---------- DATA SHOWN

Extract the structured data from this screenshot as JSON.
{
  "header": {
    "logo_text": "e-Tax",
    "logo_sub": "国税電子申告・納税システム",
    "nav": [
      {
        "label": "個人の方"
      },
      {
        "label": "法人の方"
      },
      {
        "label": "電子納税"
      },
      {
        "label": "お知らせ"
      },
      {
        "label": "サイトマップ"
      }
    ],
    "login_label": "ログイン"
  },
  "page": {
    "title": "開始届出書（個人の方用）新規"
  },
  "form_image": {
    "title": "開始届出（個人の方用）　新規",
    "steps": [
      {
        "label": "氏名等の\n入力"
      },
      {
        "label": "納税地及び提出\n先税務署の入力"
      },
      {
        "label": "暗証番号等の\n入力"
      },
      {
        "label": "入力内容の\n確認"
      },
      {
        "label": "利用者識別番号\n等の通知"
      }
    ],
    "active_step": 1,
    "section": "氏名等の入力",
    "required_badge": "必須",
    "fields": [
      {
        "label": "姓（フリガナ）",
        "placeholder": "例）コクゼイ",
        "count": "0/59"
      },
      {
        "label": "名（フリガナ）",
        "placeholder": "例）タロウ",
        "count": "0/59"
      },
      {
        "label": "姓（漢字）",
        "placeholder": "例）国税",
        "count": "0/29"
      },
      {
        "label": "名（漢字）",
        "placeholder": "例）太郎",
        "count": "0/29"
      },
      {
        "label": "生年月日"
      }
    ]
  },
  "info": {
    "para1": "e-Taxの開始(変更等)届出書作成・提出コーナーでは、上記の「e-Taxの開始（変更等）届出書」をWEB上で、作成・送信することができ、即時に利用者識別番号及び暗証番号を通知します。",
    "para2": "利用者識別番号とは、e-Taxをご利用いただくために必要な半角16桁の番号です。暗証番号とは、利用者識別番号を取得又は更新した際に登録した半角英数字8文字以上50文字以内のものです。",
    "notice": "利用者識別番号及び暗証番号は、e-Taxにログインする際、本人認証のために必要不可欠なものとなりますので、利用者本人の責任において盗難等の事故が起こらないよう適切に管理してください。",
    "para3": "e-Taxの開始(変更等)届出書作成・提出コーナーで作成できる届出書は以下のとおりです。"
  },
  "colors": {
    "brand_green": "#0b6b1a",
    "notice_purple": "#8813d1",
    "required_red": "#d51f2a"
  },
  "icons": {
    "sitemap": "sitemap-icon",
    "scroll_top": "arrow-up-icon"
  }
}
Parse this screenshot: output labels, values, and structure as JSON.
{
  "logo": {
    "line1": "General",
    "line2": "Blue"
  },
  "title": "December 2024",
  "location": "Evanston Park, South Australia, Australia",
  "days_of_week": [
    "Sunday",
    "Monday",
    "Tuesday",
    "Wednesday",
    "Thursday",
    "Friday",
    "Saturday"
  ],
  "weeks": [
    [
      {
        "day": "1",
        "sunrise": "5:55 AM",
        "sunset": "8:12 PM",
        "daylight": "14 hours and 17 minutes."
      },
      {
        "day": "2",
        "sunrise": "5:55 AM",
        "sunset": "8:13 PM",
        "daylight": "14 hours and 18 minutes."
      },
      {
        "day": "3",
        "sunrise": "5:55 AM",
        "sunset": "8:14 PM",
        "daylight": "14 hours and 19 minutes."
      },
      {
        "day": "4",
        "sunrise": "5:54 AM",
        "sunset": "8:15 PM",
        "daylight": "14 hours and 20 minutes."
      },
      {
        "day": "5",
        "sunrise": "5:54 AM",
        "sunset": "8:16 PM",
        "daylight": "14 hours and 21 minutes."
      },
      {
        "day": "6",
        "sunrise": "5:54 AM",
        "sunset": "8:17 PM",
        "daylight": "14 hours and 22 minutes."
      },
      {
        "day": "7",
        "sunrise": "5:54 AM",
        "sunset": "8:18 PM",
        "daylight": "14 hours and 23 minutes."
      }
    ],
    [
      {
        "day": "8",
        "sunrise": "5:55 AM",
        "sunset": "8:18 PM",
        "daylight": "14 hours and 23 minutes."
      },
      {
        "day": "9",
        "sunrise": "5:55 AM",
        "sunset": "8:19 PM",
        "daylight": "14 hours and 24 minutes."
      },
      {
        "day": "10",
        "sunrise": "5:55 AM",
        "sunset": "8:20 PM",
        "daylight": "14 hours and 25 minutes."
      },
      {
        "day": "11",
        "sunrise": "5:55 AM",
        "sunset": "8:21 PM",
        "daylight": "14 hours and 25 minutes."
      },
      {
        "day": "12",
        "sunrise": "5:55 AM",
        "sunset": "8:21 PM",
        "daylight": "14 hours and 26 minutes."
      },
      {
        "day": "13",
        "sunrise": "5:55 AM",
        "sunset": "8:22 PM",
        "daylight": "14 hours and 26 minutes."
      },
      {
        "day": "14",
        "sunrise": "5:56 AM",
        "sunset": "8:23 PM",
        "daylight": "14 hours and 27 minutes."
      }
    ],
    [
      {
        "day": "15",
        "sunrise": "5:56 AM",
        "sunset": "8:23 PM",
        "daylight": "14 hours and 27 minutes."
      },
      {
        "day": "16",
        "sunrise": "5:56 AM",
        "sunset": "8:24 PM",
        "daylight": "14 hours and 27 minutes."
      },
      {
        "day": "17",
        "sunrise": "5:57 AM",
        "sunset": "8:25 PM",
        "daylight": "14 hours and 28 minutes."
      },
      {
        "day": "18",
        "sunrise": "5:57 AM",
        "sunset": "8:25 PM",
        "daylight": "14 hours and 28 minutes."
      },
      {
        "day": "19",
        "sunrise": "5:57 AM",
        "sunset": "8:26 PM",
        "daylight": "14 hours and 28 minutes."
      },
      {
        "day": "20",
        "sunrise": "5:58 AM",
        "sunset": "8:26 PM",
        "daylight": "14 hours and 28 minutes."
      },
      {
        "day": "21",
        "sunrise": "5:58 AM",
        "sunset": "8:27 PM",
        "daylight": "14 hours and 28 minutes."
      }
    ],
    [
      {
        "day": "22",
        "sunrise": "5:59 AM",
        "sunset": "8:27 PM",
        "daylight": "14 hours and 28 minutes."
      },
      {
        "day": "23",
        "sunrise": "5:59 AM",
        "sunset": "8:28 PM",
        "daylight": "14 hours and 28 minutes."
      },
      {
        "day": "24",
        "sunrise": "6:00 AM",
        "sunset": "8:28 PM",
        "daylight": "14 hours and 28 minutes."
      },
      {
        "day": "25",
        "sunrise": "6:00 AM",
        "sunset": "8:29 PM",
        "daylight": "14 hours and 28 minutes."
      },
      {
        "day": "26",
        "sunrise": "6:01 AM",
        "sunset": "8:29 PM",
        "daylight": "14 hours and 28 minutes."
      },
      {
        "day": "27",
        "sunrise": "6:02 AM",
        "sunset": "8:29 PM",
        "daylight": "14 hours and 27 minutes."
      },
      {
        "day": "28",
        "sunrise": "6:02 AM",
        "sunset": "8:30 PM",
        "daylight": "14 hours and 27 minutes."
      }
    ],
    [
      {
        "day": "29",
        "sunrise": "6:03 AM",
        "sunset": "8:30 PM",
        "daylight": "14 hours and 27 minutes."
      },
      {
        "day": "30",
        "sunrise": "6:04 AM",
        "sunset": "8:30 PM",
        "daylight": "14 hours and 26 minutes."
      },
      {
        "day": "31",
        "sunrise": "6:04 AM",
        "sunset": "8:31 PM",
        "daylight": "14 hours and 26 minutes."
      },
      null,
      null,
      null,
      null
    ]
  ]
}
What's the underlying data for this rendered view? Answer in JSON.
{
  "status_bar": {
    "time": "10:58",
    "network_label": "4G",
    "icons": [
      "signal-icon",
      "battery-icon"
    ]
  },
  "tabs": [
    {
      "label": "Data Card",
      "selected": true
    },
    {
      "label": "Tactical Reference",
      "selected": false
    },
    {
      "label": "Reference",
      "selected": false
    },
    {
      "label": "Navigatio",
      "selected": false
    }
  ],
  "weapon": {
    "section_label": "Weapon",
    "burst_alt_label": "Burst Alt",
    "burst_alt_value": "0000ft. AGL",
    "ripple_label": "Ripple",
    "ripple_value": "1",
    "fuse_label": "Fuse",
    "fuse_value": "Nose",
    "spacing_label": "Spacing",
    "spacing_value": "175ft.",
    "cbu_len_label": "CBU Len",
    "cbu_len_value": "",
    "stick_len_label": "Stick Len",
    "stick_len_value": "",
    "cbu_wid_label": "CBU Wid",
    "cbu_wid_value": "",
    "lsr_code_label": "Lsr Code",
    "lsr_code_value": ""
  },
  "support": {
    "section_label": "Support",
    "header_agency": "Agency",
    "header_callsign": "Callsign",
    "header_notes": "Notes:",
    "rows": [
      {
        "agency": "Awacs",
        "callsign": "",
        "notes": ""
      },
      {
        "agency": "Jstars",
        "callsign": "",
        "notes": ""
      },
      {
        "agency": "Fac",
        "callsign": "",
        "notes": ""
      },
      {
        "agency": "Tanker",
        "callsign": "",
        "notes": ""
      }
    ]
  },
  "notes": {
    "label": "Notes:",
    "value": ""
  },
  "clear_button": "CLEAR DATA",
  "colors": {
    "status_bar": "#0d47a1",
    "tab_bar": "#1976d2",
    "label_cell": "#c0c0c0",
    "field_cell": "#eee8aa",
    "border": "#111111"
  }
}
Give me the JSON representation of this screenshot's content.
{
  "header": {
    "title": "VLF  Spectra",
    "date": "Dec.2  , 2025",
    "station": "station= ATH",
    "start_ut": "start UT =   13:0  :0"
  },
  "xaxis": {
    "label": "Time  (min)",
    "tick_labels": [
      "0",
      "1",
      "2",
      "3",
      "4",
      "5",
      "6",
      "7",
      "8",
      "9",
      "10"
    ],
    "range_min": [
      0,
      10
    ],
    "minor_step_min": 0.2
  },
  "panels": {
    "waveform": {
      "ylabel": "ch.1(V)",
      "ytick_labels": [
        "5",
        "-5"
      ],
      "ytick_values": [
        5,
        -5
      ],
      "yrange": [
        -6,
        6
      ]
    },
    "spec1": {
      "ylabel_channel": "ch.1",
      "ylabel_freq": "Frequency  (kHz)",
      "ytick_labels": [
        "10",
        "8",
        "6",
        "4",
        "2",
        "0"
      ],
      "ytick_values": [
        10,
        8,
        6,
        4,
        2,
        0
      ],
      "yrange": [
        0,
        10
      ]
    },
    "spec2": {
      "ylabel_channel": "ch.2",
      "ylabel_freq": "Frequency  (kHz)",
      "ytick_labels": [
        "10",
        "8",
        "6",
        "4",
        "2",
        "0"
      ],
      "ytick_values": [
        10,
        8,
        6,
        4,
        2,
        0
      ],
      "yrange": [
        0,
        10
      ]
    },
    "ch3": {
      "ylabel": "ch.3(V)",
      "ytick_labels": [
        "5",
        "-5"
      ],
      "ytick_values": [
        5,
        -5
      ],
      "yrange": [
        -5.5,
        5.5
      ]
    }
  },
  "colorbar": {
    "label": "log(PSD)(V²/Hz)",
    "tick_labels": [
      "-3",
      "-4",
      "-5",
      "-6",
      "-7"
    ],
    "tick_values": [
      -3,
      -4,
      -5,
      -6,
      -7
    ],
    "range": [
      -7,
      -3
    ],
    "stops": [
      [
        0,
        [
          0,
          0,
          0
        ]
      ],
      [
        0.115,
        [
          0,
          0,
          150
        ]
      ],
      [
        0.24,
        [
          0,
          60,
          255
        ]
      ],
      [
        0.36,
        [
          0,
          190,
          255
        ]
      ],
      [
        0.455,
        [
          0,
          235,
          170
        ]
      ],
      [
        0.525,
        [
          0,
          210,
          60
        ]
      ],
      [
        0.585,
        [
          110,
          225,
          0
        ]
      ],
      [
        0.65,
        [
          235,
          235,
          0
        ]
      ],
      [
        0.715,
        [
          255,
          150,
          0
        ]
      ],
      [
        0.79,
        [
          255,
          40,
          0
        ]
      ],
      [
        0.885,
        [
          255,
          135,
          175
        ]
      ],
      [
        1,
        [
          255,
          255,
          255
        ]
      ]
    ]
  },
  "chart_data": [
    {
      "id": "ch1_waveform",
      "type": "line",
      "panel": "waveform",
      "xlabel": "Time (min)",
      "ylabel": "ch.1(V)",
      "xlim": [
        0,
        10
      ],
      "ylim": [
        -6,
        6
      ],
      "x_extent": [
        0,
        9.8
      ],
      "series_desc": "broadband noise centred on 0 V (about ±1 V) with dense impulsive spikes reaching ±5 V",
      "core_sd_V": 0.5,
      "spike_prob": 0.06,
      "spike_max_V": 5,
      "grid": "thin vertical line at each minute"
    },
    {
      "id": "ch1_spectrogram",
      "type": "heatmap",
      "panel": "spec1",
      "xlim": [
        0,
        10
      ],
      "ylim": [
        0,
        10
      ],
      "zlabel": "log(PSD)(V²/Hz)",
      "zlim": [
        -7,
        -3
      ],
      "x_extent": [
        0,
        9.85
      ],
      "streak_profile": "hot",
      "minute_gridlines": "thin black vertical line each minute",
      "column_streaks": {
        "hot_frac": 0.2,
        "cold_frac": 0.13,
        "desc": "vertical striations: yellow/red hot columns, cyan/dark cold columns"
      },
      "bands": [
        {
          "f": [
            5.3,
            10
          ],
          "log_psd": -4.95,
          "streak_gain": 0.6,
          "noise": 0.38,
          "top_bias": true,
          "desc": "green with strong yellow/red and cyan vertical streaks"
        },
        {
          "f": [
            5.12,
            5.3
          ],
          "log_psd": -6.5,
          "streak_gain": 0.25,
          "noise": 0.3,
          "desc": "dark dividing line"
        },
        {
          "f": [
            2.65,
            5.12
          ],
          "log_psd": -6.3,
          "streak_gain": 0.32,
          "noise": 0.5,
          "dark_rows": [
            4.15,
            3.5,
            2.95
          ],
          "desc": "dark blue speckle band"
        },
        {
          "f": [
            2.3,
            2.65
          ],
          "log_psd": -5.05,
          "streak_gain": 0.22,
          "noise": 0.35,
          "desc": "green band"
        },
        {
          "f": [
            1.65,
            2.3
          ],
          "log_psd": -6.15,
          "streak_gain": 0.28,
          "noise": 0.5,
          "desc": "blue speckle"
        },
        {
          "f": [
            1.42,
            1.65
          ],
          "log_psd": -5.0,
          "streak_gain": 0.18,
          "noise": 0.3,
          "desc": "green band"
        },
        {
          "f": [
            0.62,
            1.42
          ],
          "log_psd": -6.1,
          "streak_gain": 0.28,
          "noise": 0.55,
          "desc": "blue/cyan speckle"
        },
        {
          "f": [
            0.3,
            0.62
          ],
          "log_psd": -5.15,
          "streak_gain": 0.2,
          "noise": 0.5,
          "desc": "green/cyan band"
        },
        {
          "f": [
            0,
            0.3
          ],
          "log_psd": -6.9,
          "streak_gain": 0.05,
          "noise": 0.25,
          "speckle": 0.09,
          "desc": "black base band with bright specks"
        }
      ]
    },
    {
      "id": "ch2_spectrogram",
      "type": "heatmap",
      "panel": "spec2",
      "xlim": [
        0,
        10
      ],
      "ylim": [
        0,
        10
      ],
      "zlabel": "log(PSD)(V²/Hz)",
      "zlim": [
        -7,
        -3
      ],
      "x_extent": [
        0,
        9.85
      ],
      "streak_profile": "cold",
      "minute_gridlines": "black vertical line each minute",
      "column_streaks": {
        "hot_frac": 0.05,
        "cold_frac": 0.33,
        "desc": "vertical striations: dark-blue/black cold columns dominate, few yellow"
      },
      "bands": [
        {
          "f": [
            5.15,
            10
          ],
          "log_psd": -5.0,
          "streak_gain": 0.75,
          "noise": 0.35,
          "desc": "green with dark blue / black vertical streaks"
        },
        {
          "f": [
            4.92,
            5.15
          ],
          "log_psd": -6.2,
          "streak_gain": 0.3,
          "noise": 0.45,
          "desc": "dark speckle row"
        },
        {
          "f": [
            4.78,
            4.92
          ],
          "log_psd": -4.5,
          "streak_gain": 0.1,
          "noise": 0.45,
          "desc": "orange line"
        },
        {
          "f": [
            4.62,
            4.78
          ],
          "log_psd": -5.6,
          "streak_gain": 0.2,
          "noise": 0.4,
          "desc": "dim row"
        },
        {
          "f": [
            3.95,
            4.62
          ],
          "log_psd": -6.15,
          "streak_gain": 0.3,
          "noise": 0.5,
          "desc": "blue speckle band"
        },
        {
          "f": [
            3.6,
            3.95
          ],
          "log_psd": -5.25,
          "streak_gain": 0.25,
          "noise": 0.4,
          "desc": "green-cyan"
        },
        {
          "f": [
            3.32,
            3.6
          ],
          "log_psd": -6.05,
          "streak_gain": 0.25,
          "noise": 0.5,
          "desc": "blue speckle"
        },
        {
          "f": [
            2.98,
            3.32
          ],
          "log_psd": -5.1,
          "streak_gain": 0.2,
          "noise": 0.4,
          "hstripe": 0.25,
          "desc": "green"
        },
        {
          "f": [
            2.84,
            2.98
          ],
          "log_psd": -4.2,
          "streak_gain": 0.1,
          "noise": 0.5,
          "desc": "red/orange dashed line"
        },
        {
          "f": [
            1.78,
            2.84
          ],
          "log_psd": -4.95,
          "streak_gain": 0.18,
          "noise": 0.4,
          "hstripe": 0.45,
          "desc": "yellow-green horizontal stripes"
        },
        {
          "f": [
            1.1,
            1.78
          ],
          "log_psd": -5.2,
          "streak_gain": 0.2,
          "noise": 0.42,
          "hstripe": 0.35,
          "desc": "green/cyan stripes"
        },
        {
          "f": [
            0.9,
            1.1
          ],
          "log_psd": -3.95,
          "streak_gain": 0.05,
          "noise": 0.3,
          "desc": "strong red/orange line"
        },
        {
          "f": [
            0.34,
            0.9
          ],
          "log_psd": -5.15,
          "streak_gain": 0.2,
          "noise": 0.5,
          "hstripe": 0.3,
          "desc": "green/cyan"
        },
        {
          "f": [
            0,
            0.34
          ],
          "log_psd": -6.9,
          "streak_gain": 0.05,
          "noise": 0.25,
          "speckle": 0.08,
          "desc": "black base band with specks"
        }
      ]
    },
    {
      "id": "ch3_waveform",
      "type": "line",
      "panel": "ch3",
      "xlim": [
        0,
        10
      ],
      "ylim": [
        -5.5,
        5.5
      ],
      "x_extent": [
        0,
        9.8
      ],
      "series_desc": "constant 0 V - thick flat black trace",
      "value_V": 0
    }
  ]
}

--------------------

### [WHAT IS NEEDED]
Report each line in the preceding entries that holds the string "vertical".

### [SOLUTION TO THE PROBLEM]
      "grid": "thin vertical line at each minute"
      "minute_gridlines": "thin black vertical line each minute",
        "desc": "vertical striations: yellow/red hot columns, cyan/dark cold columns"
          "desc": "green with strong yellow/red and cyan vertical streaks"
      "minute_gridlines": "black vertical line each minute",
        "desc": "vertical striations: dark-blue/black cold columns dominate, few yellow"
          "desc": "green with dark blue / black vertical streaks"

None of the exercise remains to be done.